These are another family favorite and there are never any leftovers. Again, all whole foods, nothing processed, no chemicals, and loaded with nutrition!
The kale came from our CSA box. All I did was chop off the long stems, rinse it well, then chop it into smaller pieces. Pour a couple tablespoons of olive oil into a large pan, heat it on medium low, toss in a few cloves of finely chopped or minced garlic (however garlicky you like it is how you decide how much) and saute for a minute. Don’t let the garlic brown — just flavor the oil. Then add the kale, toss it to coat it with the oil, add a pinch or two of red pepper flakes and a splash of balsamic vinegar while tossing the kale, then when it is slightly wilted just turn off the heat and put on the lid. I let it sit on the stove until we are ready to eat.
OK OK my kids don’t like kale either! But everyone has to have one bite or one small portion, depending on their age. The 2 year old will get one small piece on her plate before she gets any other food. When she eats the whole bite, she can have the rest of her dinner. This works best if she has NOT been snacking before dinner! My 8 and 11 year olds will get a small portion on their plates with the rest of their meal. They know that the kale must be entirely eaten before getting seconds. And they have learned from experience that it is much better warm than cold. Remember, it takes dozens of times of trying a food before a child will like it. So don’t give up. My kids learned to LOVE brussels sprouts this way (well, we are still working on the 2 year old). It really makes a big difference to have only one thing per meal that the kids are not crazy about so that they will be more motivated to eat it in order to get more of what they do like. And if they choose not to eat it, they don’t get seconds, and they won’t starve. They really won’t starve.
This meal does take a little hands on preparation but it is really very easy to make. The chicken goes in the oven first, then prepare the sweet potatoes and they can go in the oven at the same time as the chicken. It will take you about 15 minutes to do the potatoes so both dishes will be ready at the same time. While they are baking, prepare the kale then set the table. It really helps to have a helper washing and peeling sweet potatoes. I really wanted a fruit salad to go with this tonight but I had a very late start and my husband said we had enough food already. But a fruit salad could easily have been prepared ahead or at any time during the meal.

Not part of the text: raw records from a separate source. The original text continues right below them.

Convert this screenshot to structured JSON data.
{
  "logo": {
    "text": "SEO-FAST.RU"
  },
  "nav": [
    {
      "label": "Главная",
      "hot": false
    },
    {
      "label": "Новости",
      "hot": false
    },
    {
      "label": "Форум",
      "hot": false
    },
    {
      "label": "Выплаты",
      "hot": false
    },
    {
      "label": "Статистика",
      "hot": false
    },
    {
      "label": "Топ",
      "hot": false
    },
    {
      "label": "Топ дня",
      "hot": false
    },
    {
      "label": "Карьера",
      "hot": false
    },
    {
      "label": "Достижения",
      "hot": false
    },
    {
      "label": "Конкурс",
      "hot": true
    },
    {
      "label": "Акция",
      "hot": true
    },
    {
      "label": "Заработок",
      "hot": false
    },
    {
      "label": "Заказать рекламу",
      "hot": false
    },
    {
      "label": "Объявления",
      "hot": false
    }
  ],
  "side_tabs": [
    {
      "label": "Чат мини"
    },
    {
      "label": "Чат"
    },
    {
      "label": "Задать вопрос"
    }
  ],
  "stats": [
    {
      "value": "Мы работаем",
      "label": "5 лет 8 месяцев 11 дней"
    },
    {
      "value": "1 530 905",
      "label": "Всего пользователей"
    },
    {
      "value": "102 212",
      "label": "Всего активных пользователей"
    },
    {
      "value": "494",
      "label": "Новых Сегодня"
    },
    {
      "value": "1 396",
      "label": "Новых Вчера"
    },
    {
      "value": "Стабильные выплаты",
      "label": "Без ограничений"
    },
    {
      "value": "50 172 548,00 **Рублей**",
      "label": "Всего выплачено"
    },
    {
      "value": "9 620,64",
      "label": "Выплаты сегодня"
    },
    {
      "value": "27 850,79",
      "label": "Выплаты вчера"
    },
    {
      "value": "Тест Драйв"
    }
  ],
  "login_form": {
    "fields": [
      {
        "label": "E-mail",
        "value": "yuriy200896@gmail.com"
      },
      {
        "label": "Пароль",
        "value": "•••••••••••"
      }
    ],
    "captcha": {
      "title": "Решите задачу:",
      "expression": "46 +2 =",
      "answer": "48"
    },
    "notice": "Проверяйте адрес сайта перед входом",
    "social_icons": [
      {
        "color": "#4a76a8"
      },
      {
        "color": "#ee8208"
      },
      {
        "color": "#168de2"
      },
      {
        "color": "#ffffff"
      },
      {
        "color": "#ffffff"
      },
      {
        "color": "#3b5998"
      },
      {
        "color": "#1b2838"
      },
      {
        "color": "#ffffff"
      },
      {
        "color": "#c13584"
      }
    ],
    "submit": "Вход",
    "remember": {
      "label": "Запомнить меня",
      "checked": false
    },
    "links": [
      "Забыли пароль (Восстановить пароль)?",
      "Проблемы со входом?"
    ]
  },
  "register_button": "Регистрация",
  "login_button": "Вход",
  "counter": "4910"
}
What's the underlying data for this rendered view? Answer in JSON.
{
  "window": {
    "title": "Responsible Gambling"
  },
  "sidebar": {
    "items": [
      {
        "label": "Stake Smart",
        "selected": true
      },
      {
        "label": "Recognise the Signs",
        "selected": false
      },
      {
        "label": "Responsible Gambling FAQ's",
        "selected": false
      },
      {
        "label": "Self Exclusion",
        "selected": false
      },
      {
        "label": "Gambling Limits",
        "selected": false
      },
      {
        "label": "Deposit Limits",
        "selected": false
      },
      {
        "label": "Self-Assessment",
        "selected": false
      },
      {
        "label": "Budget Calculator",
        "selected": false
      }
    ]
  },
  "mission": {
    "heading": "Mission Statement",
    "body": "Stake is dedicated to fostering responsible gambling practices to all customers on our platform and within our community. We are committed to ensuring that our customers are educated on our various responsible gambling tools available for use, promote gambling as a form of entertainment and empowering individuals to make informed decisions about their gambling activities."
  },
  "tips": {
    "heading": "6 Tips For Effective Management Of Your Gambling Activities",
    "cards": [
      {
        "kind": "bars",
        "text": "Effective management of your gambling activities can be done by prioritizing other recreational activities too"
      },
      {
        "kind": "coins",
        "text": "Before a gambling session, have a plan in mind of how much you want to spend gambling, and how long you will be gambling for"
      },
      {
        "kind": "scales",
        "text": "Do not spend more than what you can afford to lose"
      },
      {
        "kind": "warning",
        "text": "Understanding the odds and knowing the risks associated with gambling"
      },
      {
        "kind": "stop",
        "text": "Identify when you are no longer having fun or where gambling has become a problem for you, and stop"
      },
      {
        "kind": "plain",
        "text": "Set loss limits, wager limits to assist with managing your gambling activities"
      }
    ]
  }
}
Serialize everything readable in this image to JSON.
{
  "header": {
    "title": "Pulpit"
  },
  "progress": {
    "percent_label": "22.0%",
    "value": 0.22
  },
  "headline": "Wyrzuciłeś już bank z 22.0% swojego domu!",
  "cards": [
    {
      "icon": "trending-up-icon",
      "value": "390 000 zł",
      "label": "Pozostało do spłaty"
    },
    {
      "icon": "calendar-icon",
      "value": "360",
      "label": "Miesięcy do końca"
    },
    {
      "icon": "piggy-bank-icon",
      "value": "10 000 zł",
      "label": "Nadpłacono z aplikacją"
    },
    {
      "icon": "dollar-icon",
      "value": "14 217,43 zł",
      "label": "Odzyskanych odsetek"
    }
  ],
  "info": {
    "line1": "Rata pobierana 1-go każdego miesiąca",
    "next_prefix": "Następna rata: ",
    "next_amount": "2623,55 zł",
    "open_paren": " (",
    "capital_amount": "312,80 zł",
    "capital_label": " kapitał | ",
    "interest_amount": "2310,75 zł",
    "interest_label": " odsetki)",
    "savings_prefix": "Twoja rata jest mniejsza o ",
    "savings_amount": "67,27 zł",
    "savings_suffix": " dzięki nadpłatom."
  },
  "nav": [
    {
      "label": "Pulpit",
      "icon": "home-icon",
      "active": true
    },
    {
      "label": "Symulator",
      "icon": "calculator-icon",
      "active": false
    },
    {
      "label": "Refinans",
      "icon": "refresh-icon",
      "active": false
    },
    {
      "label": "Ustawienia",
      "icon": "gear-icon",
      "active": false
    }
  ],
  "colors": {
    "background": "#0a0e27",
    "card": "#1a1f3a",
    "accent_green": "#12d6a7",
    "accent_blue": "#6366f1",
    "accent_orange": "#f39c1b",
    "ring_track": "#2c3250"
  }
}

I really like this meal because it is all from the farm, not the grocery store so I have had personal contact with each person who grew or raised what I fed my family. I know that everything was farmed organically by good people who really care and who know me on a first name basis. And rather than having my food shipped across the country in big 18-wheelers, I obtained it by simply driving to the local farmers market or farm within a few miles of my house. Another great thing about this meal is the rich color. It is not only pleasing to the eye, but that rich color is truly all natural and it means the food is LOADED with good stuff that is good for my family. The chicken lived outside in the pasture, soaking up the sunshine, and ate a healthy meal of bugs and grass, the way God designed, which makes the chickens healthier. Animal foods are our best sources of protein and without them our bodies cannot effectively assimilate other vitamins. The sweet potatoes and kale were grown in fertile soil free from pesticides and chemical fertilizers. Both are overflowing with vitamins that will boost my family’s immunities, strengthen their heart and bones, support their vision, and many other things. The use of fresh butter and coconut oil will also support our thyroid. And, as I talked about earlier, the garlic is a powerful ani-fungal, anti-viral and anti-bacterial herb.
What did you have for dinner tonight? We had chicken, sweet potatoes, and kale. It was really good.